The outlines of a nuclear deal between the P5+1 and Iran have long been obvious: Western recognition of Iran’s nuclear rights in return for more intrusive monitoring and verification of Iranian nuclear facilities. With agreement so readily at hand, the Obama administration’s refusal to take it is baffling to many international observers. But the reason for American obstinacy becomes clearer when one considers that the Iranian nuclear issue has at least as much to do with the future of international order as it does with nonproliferation.
Conflict over Iran’s nuclear programme is driven by two different approaches to interpreting the Nuclear Non-Proliferation Treaty (NPT). These approaches, in turn, are rooted in different conceptions of world order.
In one concept, the rules of international relations are created through the consent of independent, sovereign states and are to be interpreted narrowly.
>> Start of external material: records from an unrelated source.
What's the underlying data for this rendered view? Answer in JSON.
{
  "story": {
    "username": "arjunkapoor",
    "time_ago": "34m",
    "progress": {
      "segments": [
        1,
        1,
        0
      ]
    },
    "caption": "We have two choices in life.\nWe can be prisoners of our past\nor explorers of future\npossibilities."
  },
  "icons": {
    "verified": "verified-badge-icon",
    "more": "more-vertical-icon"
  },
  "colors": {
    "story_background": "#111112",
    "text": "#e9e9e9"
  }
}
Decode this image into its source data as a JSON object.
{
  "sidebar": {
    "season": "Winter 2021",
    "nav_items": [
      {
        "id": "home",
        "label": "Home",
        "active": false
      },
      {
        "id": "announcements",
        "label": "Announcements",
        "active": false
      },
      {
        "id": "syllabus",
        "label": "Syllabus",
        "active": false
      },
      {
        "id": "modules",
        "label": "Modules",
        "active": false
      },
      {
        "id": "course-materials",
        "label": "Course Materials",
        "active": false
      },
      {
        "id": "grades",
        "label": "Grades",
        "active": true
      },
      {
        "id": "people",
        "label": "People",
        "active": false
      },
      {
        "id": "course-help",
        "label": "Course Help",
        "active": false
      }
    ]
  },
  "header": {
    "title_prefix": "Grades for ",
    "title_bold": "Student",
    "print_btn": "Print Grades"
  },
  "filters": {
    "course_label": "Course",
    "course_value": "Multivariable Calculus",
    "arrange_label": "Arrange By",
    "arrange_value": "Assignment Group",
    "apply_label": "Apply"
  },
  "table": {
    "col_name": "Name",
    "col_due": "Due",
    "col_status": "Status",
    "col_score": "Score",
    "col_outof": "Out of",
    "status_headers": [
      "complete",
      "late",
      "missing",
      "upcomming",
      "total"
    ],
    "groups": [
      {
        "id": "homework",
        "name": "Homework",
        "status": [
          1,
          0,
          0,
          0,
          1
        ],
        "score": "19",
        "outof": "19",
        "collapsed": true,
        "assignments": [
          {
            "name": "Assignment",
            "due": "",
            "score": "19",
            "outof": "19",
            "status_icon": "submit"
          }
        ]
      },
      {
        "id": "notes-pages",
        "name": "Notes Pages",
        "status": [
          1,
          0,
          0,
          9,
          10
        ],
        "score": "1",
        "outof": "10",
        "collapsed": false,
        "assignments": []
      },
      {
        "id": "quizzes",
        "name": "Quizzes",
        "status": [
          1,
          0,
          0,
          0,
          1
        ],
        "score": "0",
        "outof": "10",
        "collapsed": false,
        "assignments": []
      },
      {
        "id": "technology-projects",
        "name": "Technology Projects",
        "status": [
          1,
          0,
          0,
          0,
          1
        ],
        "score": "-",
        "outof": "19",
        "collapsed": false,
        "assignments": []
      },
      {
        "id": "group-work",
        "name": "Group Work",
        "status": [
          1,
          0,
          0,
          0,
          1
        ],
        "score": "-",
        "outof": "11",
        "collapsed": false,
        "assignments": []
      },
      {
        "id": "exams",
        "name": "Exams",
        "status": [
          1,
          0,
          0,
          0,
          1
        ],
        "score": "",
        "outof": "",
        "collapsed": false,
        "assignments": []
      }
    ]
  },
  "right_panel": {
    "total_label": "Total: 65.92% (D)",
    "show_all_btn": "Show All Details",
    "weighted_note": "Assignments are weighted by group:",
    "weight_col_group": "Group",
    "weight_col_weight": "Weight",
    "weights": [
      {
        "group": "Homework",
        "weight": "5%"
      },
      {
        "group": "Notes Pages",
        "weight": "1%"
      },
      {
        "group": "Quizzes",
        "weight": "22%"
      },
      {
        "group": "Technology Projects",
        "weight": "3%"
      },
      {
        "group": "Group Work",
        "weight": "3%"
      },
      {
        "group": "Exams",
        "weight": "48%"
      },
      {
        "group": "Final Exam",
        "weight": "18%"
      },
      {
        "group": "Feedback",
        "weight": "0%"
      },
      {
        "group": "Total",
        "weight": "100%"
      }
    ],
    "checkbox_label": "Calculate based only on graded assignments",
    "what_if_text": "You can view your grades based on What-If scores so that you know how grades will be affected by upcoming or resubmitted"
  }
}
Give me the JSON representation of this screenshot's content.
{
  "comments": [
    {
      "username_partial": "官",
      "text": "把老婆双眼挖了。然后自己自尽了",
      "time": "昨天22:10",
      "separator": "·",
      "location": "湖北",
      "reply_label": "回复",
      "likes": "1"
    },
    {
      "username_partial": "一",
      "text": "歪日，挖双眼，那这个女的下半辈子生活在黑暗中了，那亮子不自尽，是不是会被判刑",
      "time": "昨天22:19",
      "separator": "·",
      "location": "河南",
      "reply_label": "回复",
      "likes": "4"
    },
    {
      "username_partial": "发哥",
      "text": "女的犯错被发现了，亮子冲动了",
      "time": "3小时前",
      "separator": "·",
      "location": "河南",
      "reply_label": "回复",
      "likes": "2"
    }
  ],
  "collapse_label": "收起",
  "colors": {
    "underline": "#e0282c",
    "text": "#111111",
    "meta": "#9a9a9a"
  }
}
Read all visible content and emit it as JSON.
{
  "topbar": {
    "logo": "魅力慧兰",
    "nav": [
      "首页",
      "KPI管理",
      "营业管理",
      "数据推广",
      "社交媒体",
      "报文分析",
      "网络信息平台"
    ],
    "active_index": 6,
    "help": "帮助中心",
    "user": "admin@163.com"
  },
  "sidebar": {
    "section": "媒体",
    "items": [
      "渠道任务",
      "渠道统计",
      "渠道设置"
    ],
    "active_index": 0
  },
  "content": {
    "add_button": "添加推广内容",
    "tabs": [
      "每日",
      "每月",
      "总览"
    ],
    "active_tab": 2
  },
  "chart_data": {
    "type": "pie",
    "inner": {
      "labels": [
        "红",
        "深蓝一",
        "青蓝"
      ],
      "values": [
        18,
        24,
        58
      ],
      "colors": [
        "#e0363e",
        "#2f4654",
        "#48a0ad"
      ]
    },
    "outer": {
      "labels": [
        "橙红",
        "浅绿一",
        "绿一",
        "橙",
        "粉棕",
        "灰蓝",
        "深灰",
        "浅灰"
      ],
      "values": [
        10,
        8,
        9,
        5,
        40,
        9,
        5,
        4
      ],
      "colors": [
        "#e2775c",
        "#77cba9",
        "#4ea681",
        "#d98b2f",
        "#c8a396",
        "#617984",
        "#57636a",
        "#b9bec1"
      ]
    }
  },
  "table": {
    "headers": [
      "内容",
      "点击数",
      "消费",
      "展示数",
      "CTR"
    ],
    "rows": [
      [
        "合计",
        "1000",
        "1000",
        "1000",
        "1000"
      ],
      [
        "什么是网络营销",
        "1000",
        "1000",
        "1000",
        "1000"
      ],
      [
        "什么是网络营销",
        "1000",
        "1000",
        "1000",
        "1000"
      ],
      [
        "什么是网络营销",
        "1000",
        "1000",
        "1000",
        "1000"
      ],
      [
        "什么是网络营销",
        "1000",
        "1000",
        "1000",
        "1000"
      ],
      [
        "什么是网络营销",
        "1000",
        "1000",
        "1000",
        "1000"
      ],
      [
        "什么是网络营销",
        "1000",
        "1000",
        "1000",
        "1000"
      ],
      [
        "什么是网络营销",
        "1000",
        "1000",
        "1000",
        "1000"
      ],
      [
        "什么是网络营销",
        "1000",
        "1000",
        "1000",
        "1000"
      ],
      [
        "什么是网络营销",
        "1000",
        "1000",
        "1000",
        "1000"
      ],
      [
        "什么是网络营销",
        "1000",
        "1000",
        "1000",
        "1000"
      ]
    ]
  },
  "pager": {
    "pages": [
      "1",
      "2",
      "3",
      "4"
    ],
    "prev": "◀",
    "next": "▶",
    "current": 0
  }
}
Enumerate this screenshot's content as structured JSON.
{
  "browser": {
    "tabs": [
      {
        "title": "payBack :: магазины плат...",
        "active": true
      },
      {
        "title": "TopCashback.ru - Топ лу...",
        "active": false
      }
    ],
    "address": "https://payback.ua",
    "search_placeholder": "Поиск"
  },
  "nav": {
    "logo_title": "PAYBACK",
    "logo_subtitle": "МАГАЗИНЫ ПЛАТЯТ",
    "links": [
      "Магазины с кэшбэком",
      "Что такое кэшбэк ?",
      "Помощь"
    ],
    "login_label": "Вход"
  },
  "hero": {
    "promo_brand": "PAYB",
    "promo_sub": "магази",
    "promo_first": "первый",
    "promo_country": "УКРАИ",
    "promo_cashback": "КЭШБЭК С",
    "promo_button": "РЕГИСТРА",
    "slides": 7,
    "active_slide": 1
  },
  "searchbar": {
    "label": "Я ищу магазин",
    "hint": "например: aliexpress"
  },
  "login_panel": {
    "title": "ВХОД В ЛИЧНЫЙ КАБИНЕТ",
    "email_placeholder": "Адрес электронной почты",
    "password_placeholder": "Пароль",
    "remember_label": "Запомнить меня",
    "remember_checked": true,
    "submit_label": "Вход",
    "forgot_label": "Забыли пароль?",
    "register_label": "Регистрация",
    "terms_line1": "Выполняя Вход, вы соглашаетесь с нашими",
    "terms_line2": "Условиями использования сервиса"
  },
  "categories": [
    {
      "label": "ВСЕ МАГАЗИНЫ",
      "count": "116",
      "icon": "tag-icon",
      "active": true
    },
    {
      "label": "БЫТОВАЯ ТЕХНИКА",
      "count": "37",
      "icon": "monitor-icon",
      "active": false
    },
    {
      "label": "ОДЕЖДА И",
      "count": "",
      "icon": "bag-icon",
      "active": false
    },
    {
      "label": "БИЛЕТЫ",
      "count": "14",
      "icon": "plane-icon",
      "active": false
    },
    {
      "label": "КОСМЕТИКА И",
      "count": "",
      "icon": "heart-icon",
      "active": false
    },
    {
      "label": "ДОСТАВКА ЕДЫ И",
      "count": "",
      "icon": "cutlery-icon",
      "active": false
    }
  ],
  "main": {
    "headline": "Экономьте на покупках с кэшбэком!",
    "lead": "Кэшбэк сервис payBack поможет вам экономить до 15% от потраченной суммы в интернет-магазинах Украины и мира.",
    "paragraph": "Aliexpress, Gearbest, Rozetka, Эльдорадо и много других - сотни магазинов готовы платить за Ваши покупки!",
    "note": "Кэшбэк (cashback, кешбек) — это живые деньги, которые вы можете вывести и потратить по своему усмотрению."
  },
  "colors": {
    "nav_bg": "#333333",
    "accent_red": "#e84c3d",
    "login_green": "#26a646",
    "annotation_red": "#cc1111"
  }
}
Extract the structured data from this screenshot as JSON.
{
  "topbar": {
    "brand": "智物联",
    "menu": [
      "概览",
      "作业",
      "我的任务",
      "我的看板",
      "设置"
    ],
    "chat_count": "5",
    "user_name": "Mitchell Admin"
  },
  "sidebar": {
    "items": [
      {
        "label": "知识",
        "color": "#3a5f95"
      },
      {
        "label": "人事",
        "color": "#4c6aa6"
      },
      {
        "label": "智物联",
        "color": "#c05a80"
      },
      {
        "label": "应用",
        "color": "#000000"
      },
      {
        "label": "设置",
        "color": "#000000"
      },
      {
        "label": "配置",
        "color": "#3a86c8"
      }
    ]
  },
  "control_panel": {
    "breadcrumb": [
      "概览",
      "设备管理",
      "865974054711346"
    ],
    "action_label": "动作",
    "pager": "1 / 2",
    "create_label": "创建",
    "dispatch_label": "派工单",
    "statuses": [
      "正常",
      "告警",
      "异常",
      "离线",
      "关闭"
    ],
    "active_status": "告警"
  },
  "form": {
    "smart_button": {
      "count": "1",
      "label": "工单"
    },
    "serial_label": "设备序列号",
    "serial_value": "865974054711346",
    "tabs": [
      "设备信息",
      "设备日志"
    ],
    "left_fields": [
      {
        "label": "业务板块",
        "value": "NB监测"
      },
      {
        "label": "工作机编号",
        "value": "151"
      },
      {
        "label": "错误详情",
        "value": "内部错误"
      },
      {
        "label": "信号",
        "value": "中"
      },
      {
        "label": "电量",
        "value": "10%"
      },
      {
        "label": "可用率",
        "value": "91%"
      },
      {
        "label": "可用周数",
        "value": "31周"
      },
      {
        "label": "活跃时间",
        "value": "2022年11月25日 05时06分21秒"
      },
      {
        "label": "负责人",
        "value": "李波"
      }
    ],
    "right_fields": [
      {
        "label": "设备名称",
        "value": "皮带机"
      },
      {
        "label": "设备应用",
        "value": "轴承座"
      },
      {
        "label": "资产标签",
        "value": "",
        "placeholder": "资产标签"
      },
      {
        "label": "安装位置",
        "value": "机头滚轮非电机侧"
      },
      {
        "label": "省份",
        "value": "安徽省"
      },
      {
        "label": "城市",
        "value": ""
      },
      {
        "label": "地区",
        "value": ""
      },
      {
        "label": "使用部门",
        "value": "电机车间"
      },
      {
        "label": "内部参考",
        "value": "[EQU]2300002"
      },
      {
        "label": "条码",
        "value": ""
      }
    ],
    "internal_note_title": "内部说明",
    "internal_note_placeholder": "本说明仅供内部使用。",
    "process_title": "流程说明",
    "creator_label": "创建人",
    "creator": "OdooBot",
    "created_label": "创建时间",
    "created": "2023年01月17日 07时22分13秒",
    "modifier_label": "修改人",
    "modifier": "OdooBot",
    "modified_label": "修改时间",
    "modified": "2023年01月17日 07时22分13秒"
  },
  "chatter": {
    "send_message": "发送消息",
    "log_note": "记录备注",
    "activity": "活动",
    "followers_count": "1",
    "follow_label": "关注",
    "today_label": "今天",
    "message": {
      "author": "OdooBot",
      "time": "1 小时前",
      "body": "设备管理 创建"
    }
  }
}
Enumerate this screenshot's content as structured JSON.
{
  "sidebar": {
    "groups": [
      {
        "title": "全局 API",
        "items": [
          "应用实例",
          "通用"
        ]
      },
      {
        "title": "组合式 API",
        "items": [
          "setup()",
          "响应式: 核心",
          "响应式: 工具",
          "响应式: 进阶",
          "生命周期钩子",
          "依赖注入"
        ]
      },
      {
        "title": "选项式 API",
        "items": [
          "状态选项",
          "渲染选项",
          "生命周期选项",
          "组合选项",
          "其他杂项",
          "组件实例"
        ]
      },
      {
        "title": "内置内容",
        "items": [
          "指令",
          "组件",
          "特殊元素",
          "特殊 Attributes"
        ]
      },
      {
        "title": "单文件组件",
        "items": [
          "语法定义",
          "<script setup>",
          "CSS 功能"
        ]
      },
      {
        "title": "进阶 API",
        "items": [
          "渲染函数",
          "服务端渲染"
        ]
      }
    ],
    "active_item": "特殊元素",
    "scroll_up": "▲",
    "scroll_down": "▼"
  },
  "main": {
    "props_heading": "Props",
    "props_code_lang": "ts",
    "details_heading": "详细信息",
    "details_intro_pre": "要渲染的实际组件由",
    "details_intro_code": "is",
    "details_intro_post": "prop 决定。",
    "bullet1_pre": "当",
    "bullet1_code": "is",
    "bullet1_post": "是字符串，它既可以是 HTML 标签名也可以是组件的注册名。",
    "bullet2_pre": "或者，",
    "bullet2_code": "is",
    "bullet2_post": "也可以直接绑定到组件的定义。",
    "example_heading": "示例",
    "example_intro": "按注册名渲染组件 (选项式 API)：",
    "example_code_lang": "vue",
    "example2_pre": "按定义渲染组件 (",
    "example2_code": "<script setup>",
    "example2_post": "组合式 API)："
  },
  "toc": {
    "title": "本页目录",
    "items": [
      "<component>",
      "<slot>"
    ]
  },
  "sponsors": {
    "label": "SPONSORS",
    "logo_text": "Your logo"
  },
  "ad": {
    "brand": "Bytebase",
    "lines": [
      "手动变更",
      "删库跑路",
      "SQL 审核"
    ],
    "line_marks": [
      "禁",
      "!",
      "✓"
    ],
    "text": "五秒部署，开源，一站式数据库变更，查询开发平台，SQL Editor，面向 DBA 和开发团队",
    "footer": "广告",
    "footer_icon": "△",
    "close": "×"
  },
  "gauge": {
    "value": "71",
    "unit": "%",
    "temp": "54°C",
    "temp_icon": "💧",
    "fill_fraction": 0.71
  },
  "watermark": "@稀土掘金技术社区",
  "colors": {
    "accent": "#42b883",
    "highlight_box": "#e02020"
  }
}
This model is understandably favoured by non-Western states – for it is the only way international rules might constrain established powers as well as rising powers and the less powerful. But it is at odds with the model favoured by America and its Western partners, which emphasises the goals motivating states to create particular rules in the first place – not the rules themselves, but the goals underlying them. This model also ascribes a special role in interpreting rules to the most powerful states – those with the resources and willingness to “enforce” their concept of global order.
Hillary Mann Leverett
AL Jazeera, Qatar